There are not many bands that can deliver the extremities of Montreal embody. Attend one of their shows, and witness what is the fruition of vaudeville, the surreal, the pop and freak out personas accumulating into one big mess. I don’t know of any other bands who can write a song about chemical depression as catchy as lead singer and the sole songwriter, Kevin Barnes can.
Known in particular for 2007’s Hissing Fauna, Are You the Destroyer?, the “band” has always essentially been Barnes’ creative pursuit. He employed the use of other members on albums prior to 2004, but then began to embark on recording mainly by himself until 2013 with the release of lousy with sylvianbriar, and the introduction of an entirely new band. All the old touring members, some who had been working with Barnes since his first recordings, went their own ways.
These sorts of decisions are just one of the trends in of Montreal’s history, which is one littered with some dark corners. Through each of these seemingly egotistical or aggressive actions on Barnes’ part, it is always treated as a way for himself to be able to create. With every new album comes a similar press release calling their freshest collection to be the darkest new take. This trend is pretty true; Aureate Gloom may be the darkest album they’ve made.
Barnes’ songwriting is one of the most exquisite, drawing from all sources of obscure history and surreal fiction but most importantly, his own diaries. Aureate Gloom was conceived in the midst of a separation from his wife of eleven years, what may seem like a conclusion of sorts to Hissing Fauna, the first album to open the autobiographical spring of a troubled marriage.
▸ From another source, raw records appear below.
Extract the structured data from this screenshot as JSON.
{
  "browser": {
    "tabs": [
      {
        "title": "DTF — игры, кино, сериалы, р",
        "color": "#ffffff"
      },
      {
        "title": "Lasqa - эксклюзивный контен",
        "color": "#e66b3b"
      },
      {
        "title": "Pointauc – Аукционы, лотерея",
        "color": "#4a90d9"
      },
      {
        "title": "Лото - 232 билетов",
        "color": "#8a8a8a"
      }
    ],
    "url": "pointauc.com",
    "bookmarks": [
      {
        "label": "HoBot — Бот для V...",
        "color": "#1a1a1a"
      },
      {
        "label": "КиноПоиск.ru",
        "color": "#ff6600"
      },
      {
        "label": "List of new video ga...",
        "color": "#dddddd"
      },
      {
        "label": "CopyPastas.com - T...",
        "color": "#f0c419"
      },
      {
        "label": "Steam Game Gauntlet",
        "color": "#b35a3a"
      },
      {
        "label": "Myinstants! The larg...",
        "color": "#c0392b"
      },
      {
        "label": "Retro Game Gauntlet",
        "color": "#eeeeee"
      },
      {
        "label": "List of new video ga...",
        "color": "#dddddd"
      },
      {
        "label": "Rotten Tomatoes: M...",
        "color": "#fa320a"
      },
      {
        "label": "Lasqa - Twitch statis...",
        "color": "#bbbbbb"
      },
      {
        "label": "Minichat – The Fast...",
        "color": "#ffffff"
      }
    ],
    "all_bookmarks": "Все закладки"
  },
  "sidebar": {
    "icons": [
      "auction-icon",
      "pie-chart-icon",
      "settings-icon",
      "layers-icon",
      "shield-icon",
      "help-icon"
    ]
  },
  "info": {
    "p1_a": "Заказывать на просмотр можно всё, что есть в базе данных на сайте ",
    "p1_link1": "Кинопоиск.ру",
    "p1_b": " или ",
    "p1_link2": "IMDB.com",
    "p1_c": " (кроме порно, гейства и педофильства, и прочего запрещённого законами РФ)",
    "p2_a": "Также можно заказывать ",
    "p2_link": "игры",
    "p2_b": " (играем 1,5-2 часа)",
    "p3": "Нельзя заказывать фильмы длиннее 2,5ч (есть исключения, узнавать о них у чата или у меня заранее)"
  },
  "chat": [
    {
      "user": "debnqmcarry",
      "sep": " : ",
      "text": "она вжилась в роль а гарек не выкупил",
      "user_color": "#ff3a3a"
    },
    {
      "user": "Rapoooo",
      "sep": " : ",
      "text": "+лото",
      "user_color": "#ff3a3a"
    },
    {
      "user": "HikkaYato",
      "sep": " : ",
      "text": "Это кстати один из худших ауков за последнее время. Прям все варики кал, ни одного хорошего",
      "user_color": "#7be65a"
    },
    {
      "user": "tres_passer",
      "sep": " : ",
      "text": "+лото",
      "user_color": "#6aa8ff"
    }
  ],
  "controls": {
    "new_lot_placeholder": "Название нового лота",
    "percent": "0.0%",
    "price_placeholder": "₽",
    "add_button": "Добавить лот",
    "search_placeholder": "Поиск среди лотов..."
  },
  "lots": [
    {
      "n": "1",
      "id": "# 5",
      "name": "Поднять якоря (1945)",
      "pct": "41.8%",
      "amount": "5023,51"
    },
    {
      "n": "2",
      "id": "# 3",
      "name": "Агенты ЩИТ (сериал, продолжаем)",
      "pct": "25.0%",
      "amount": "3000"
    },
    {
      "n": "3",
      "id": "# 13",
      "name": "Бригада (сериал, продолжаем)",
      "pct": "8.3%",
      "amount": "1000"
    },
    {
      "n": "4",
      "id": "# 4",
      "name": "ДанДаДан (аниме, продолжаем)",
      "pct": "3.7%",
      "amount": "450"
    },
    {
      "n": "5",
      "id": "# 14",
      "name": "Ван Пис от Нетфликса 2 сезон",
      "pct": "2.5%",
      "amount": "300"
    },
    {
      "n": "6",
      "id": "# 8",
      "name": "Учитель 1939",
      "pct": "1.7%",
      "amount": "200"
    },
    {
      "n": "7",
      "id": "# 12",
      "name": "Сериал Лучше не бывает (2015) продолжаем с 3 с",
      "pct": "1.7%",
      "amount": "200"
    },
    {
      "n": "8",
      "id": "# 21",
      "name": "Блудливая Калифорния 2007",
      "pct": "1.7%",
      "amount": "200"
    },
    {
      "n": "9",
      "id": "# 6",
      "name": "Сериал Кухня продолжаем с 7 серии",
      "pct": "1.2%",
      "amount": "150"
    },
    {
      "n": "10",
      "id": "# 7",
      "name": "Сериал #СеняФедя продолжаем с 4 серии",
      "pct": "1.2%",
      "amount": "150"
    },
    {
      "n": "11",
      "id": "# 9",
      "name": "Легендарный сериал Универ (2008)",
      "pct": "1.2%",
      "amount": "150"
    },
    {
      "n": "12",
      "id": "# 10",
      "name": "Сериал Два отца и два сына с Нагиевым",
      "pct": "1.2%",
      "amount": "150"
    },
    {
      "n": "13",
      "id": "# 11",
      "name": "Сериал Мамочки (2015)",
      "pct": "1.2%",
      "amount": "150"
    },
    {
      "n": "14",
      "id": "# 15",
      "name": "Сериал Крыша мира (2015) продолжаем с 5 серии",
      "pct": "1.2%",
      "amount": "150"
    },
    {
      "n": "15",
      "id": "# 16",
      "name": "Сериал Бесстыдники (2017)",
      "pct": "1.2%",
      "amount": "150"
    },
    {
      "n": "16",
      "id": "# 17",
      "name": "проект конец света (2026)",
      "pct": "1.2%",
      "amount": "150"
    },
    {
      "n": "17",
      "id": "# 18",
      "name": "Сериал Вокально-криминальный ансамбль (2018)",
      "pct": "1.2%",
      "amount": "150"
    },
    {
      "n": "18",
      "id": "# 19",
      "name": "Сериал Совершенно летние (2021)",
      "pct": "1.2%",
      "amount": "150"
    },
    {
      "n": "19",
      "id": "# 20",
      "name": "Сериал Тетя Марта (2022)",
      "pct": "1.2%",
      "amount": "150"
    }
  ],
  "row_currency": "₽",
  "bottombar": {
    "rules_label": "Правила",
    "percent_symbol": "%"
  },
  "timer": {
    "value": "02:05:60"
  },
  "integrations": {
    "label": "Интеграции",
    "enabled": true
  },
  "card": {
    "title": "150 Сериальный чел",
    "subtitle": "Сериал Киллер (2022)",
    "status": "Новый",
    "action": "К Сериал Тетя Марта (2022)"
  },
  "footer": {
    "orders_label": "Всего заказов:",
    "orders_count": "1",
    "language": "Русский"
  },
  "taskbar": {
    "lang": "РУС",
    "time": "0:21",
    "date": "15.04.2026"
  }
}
The album’s opener and first single, “Bassem Sabry”, is the only song which isn’t autobiographical; it is based on the Egyptian journalist who passed away last summer under some shady circumstances. The style of this song also is what of Montreal fans be more familiar with; the funky, upbeat and blue eyed soul reminiscent of David Bowie. However, this album delivers tinges of punk thereafter; take the second half of “Empyrean Abattoir”, where lyrics about a “system of subtraction” are nudged with sneering “oh-oh oh-oh’s” snarled out in raspy sass.
There are also inspirations of no-wave droning, which come out well in “Aluminum Crown” in the spacey exploration of the “I’ve been hurt by troubled dreams” and enveloping atmosphere, but does act as an annoyance to “Monolithic Egress”. “Monolithic Egress” opens as a very catchy and angry track, where Barnes sings how “our words are so much louder now / that we almost never speak” and says “you never did anything wrong / we’ve just been together too long, babe”. Yet half way through this great song draws into a droning implosion.
The particular disappointment of the album is this freak-out outro which drags too long and the final song, “Like Ashoka’s Inferno of Memory”. In what has been an epic monologue about separation, in “Ashoka” it feels as though it doesn’t end, and the climatic conclusion is nonexistent. Where it opens with some of the vilest and most direct lyrics of spite ever written by Barnes or any songwriter about their relationship’s souring (“I realize then if I could know something alive in you / Something I could love, I think must I be dead”), it pitters out and leaves a bad taste in the mouth, but all the more wishing there to be more.
And the wish for more is already coming true, even before Aureate Gloom is released: work is already being done on the next new album, which doesn’t currently have a name but is rumored to be released in early 2016.
of Montreal captures the collapse of Barnes’s marriage with all the destruction and violence filtered through their signature sing-along style. Where 2013’s lousy with sylvianbriar featured shadows of country rock music, Aureate Gloom shows another step in the evolution of one of most prolific songwriters into a new stage: dabbling in punk music.
Although it does feel like there should be some more music at the end, this is easily one of the best albums of 2015 and establishes a high rank in of Montreal’s cannon.
Anthony Campbell // Staff Writer